I am settled down in DC for the week, putting together a little video in celebration of National Poetry Month, working away on the nonfiction book (more on that in my latest She Writes "Countdown to Publication" post, here) and watching the rain fall.
March is a month of birthdays for me, and according to a quick skim of the astrological charts, the pairings of Aries and we Taurus types--my birthday is May 5--tends to be predicated on "strong determination, honesty, and passion for life." That seems like a fair and fairly flattering statement. Also bonding us: games. Whether Trivial Pursuit, Spades, or Chess, the men around me are always game-lovers.
On Saturday I headed down to Charlottesville for my friend Dave's birthday (where we played Kings, complete with a prep round of Irish Car Bombs). On the long stretch down 29 I thought about small(er) town life. I miss CVille sometimes, and not just because of Bodo's Bagels, though that is a significant factor. I miss impromptu trips up to Skyline Drive. I miss the restaurants and shops of the Downtown Mall.
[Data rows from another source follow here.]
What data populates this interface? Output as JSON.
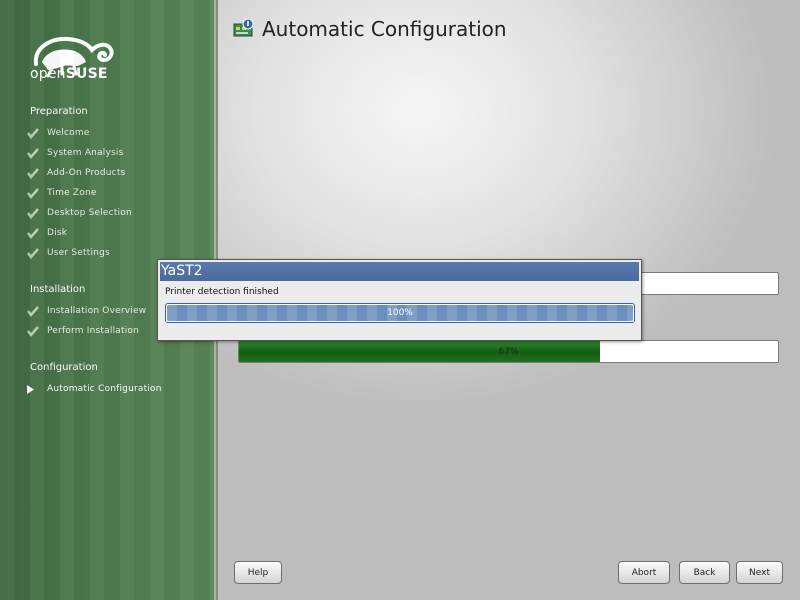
{
  "brand": {
    "open": "open",
    "suse": "SUSE"
  },
  "sidebar": {
    "sections": [
      {
        "title": "Preparation",
        "steps": [
          {
            "label": "Welcome",
            "state": "done"
          },
          {
            "label": "System Analysis",
            "state": "done"
          },
          {
            "label": "Add-On Products",
            "state": "done"
          },
          {
            "label": "Time Zone",
            "state": "done"
          },
          {
            "label": "Desktop Selection",
            "state": "done"
          },
          {
            "label": "Disk",
            "state": "done"
          },
          {
            "label": "User Settings",
            "state": "done"
          }
        ]
      },
      {
        "title": "Installation",
        "steps": [
          {
            "label": "Installation Overview",
            "state": "done"
          },
          {
            "label": "Perform Installation",
            "state": "done"
          }
        ]
      },
      {
        "title": "Configuration",
        "steps": [
          {
            "label": "Automatic Configuration",
            "state": "current"
          }
        ]
      }
    ]
  },
  "main": {
    "title": "Automatic Configuration",
    "title_icon": "network-config-icon",
    "overall_progress": {
      "percent": 67,
      "label": "67%"
    },
    "step_progress": {
      "percent": 0,
      "label": ""
    }
  },
  "dialog": {
    "title": "YaST2",
    "message": "Printer detection finished",
    "progress": {
      "percent": 100,
      "label": "100%"
    }
  },
  "buttons": {
    "help": "Help",
    "abort": "Abort",
    "back": "Back",
    "next": "Next"
  },
  "colors": {
    "sidebar_green": "#4c784c",
    "progress_green": "#1f731f",
    "dialog_title_blue": "#4a699d",
    "dialog_progress_blue": "#7f9fc7"
  }
}
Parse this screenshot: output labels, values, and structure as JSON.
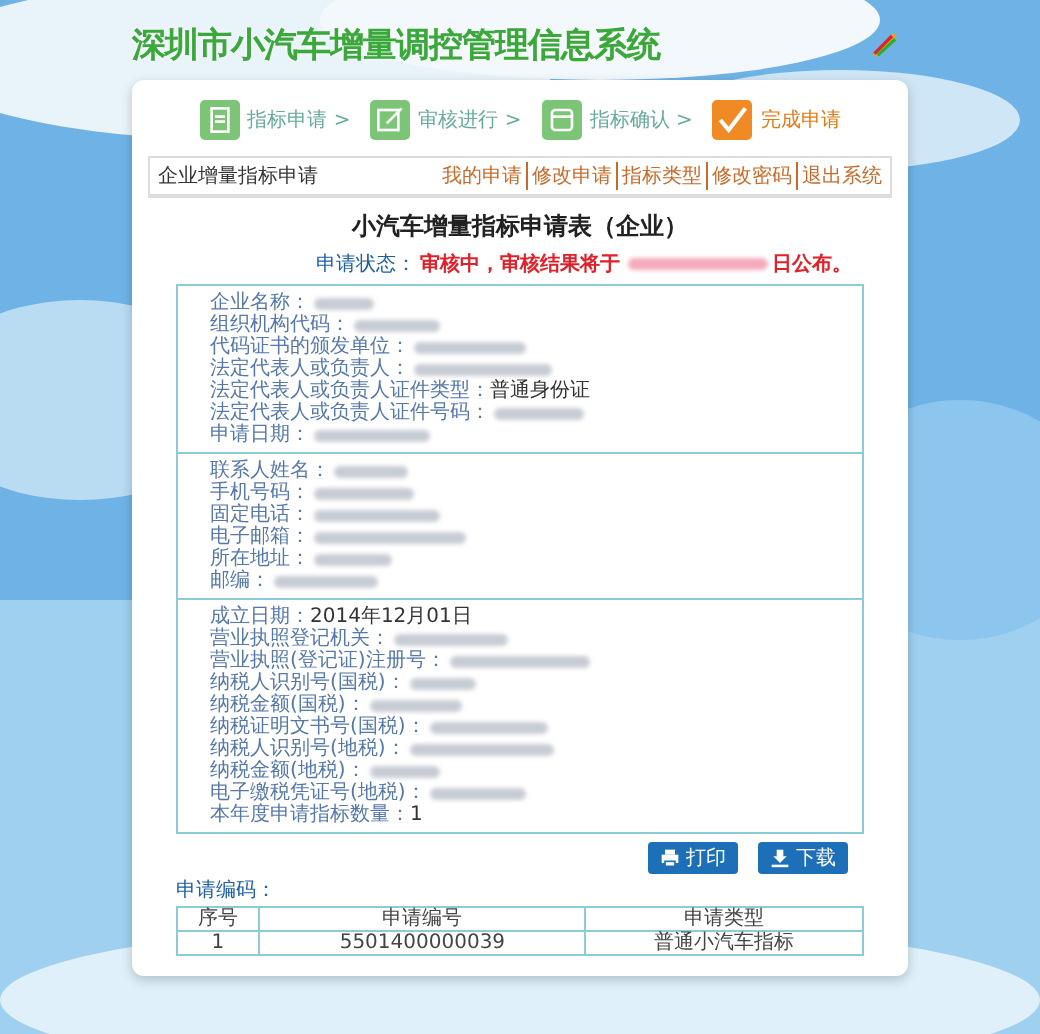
{
  "site_title": "深圳市小汽车增量调控管理信息系统",
  "steps": [
    {
      "label": "指标申请 >",
      "selected": false
    },
    {
      "label": "审核进行 >",
      "selected": false
    },
    {
      "label": "指标确认 >",
      "selected": false
    },
    {
      "label": "完成申请",
      "selected": true
    }
  ],
  "section_header": {
    "title": "企业增量指标申请",
    "links": [
      "我的申请",
      "修改申请",
      "指标类型",
      "修改密码",
      "退出系统"
    ]
  },
  "form": {
    "title": "小汽车增量指标申请表（企业）",
    "status_label": "申请状态：",
    "status_text": "审核中，审核结果将于",
    "status_tail": "日公布。"
  },
  "sections": [
    {
      "fields": [
        {
          "label": "企业名称：",
          "redacted": true
        },
        {
          "label": "组织机构代码：",
          "redacted": true
        },
        {
          "label": "代码证书的颁发单位：",
          "redacted": true
        },
        {
          "label": "法定代表人或负责人：",
          "redacted": true
        },
        {
          "label": "法定代表人或负责人证件类型：",
          "value": "普通身份证",
          "redacted": false
        },
        {
          "label": "法定代表人或负责人证件号码：",
          "redacted": true
        },
        {
          "label": "申请日期：",
          "redacted": true
        }
      ]
    },
    {
      "fields": [
        {
          "label": "联系人姓名：",
          "redacted": true
        },
        {
          "label": "手机号码：",
          "redacted": true
        },
        {
          "label": "固定电话：",
          "redacted": true
        },
        {
          "label": "电子邮箱：",
          "redacted": true
        },
        {
          "label": "所在地址：",
          "redacted": true
        },
        {
          "label": "邮编：",
          "redacted": true
        }
      ]
    },
    {
      "fields": [
        {
          "label": "成立日期：",
          "value": "2014年12月01日",
          "redacted": false
        },
        {
          "label": "营业执照登记机关：",
          "redacted": true
        },
        {
          "label": "营业执照(登记证)注册号：",
          "redacted": true
        },
        {
          "label": "纳税人识别号(国税)：",
          "redacted": true
        },
        {
          "label": "纳税金额(国税)：",
          "redacted": true
        },
        {
          "label": "纳税证明文书号(国税)：",
          "redacted": true
        },
        {
          "label": "纳税人识别号(地税)：",
          "redacted": true
        },
        {
          "label": "纳税金额(地税)：",
          "redacted": true
        },
        {
          "label": "电子缴税凭证号(地税)：",
          "redacted": true
        },
        {
          "label": "本年度申请指标数量：",
          "value": "1",
          "redacted": false
        }
      ]
    }
  ],
  "buttons": [
    {
      "label": "打印",
      "kind": "print"
    },
    {
      "label": "下载",
      "kind": "download"
    }
  ],
  "codes": {
    "label": "申请编码：",
    "columns": [
      "序号",
      "申请编号",
      "申请类型"
    ],
    "rows": [
      [
        "1",
        "5501400000039",
        "普通小汽车指标"
      ]
    ]
  }
}
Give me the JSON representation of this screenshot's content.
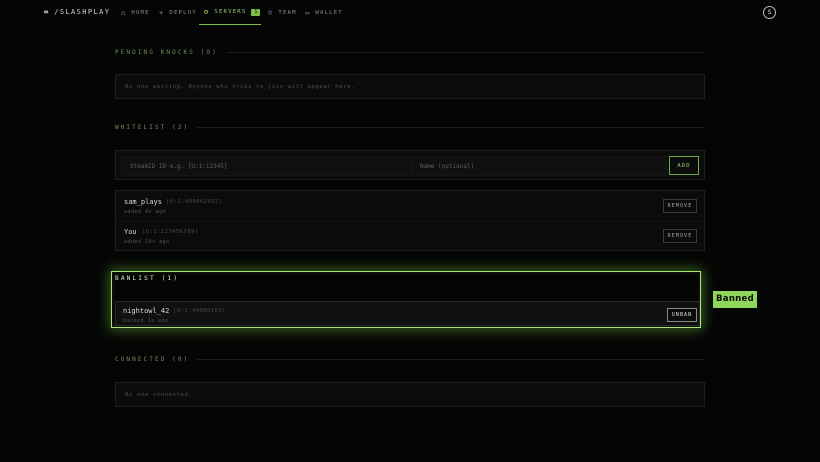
{
  "brand": {
    "logo": "∞",
    "name": "/SLASHPLAY"
  },
  "nav": {
    "tabs": [
      {
        "icon": "⌂",
        "label": "HOME"
      },
      {
        "icon": "+",
        "label": "DEPLOY"
      },
      {
        "icon": "⚙",
        "label": "SERVERS",
        "badge": "1"
      },
      {
        "icon": "☺",
        "label": "TEAM"
      },
      {
        "icon": "▭",
        "label": "WALLET"
      }
    ]
  },
  "user": {
    "initial": "S"
  },
  "pending": {
    "heading": "PENDING KNOCKS (0)",
    "empty": "No one waiting. Anyone who tries to join will appear here."
  },
  "whitelist": {
    "heading": "WHITELIST (2)",
    "steam_placeholder": "SteamID ID e.g. [U:1:12345]",
    "name_placeholder": "Name (optional)",
    "add_label": "ADD",
    "rows": [
      {
        "name": "sam_plays",
        "id": "[U:1:400002022]",
        "sub": "added 4s ago",
        "action": "REMOVE"
      },
      {
        "name": "You",
        "id": "[U:1:123456789]",
        "sub": "added 10s ago",
        "action": "REMOVE"
      }
    ]
  },
  "banlist": {
    "heading": "BANLIST (1)",
    "rows": [
      {
        "name": "nightowl_42",
        "id": "[U:1:40000101]",
        "sub": "banned 1s ago",
        "action": "UNBAN"
      }
    ]
  },
  "connected": {
    "heading": "CONNECTED (0)",
    "empty": "No one connected."
  },
  "callout": {
    "label": "Banned"
  },
  "colors": {
    "accent": "#7bbf49",
    "highlight": "#a9e878",
    "background": "#050505"
  }
}
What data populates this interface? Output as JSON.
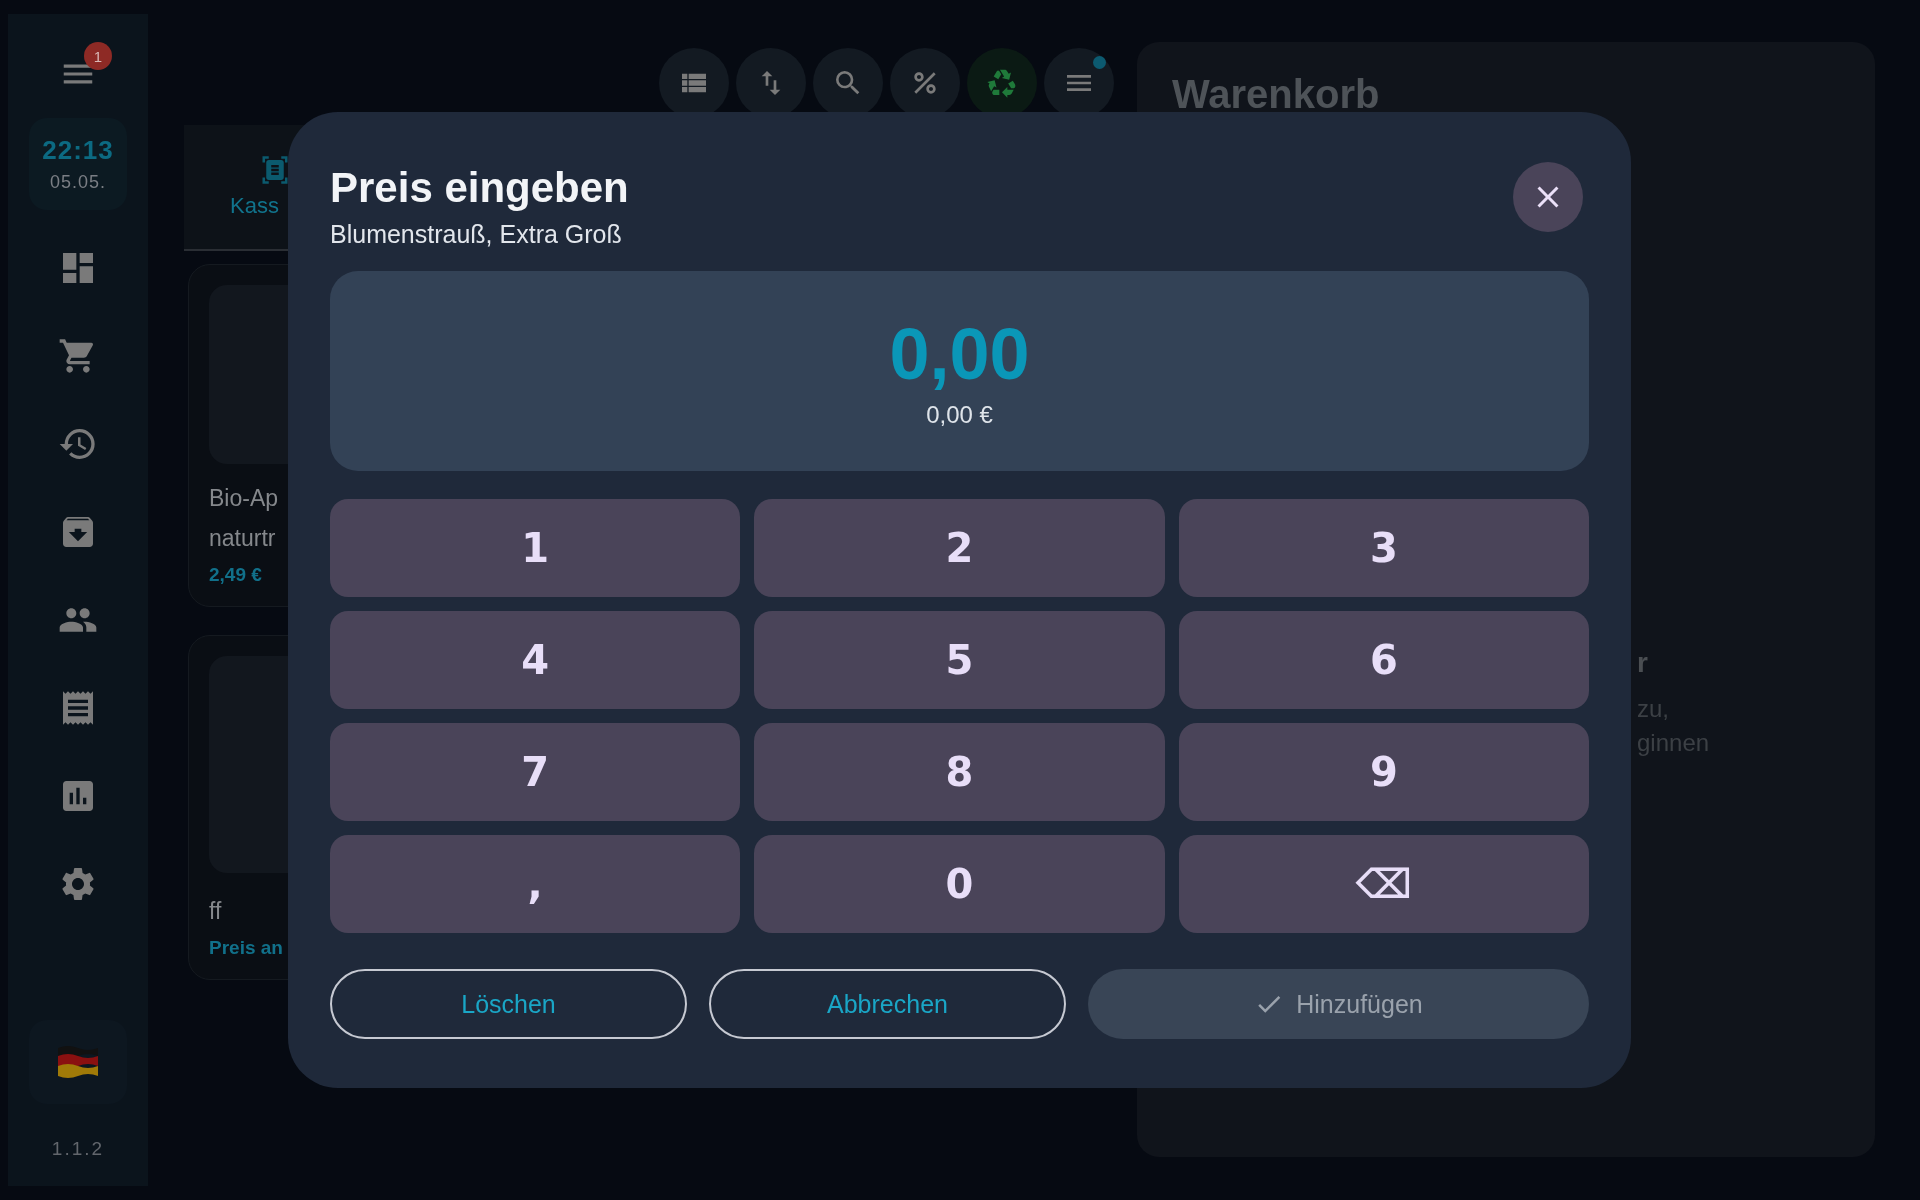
{
  "sidebar": {
    "menu_badge": "1",
    "time": "22:13",
    "date": "05.05.",
    "version": "1.1.2"
  },
  "toolbar": [
    {
      "selected": false,
      "dot": false
    },
    {
      "selected": false,
      "dot": false
    },
    {
      "selected": false,
      "dot": false
    },
    {
      "selected": false,
      "dot": false
    },
    {
      "selected": true,
      "dot": false
    },
    {
      "selected": false,
      "dot": true
    }
  ],
  "tab": {
    "label": "Kass"
  },
  "products": [
    {
      "name_lines": [
        "Bio-Ap",
        "naturtr"
      ],
      "price": "2,49 €"
    },
    {
      "name_lines": [
        "ff"
      ],
      "price": "Preis an"
    }
  ],
  "cart": {
    "title": "Warenkorb",
    "empty_lines": [
      "r",
      "zu,",
      "ginnen"
    ]
  },
  "dialog": {
    "title": "Preis eingeben",
    "subtitle": "Blumenstrauß, Extra Groß",
    "value": "0,00",
    "amount": "0,00 €",
    "keys": [
      "1",
      "2",
      "3",
      "4",
      "5",
      "6",
      "7",
      "8",
      "9",
      ",",
      "0",
      "⌫"
    ],
    "buttons": [
      {
        "label": "Löschen",
        "kind": "outline",
        "disabled": false
      },
      {
        "label": "Abbrechen",
        "kind": "outline",
        "disabled": false
      },
      {
        "label": "Hinzufügen",
        "kind": "confirm",
        "disabled": true
      }
    ]
  }
}
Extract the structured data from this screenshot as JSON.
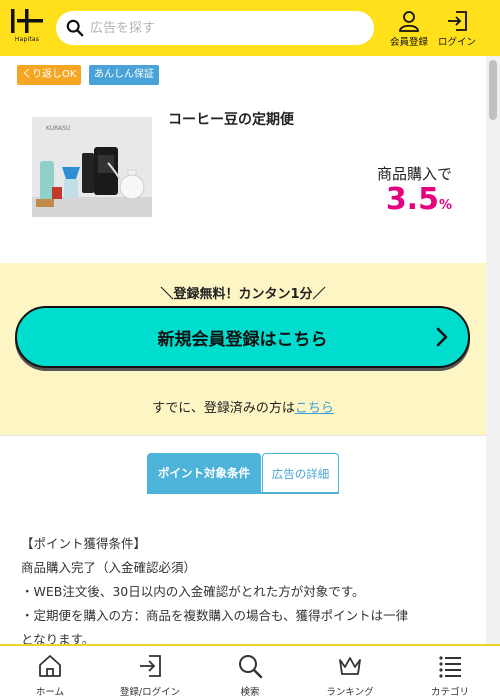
{
  "header": {
    "logo_text": "Hapitas",
    "search_placeholder": "広告を探す",
    "register_label": "会員登録",
    "login_label": "ログイン"
  },
  "badges": {
    "repeat": "くり返しOK",
    "assurance": "あんしん保証"
  },
  "product": {
    "image_brand": "KURASU",
    "title": "コーヒー豆の定期便",
    "rate_label": "商品購入で",
    "rate_value": "3.5",
    "rate_unit": "%"
  },
  "registration": {
    "tagline": "＼登録無料！カンタン1分／",
    "button_label": "新規会員登録はこちら",
    "login_prefix": "すでに、登録済みの方は",
    "login_link": "こちら"
  },
  "tabs": [
    {
      "label": "ポイント対象条件"
    },
    {
      "label": "広告の詳細"
    }
  ],
  "conditions": {
    "heading": "【ポイント獲得条件】",
    "line1": "商品購入完了（入金確認必須）",
    "line2": "・WEB注文後、30日以内の入金確認がとれた方が対象です。",
    "line3": "・定期便を購入の方：商品を複数購入の場合も、獲得ポイントは一律",
    "line4": "となります。"
  },
  "bottom_nav": [
    {
      "label": "ホーム",
      "icon": "home-icon"
    },
    {
      "label": "登録/ログイン",
      "icon": "login-icon"
    },
    {
      "label": "検索",
      "icon": "search-icon"
    },
    {
      "label": "ランキング",
      "icon": "crown-icon"
    },
    {
      "label": "カテゴリ",
      "icon": "list-icon"
    }
  ],
  "colors": {
    "header": "#ffe01b",
    "accent_pink": "#e6007e",
    "register_button": "#00dccd",
    "tab_blue": "#4db3d9",
    "badge_orange": "#f5a623",
    "badge_blue": "#4aa3d8",
    "registration_bg": "#fdf5c4"
  }
}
Someday I'd like a house where I can invite a big group of friends over, without wondering where they will sit.
On a bus ride to New York City for the Poets & Writers Birthday Gala, I sat next to a woman coming from North Carolina. She said she saw more shows--concerts, plays, art exhibits--in Greensboro than she did when she lived in a city. "If there's only one or two big things coming through each month," she said, "you make sure to be there."
Hmmm. You know, I have no idea where I'm going to be a year from now. I love DC, but this is the most portable my life has ever been. Which is another way of saying "rootless." Which is another way of saying, oddly lonely. Even at my busiest. Especially at my busiest.
Speaking of big things going on, this Thursday (April 1) I am hosting Dylan Landis and Joanna Smith Rakoff at the Arts Club of Washington (2017 I Street NW). They will each be reading from their amazing books of debut fiction: Normal People Don't Live Like This and A Fortunate Age. We'll start at 7 PM, with a Q&A and chance to mingle afterwards; if you're around, please join us.
It's time to toast the start of spring, rain and all.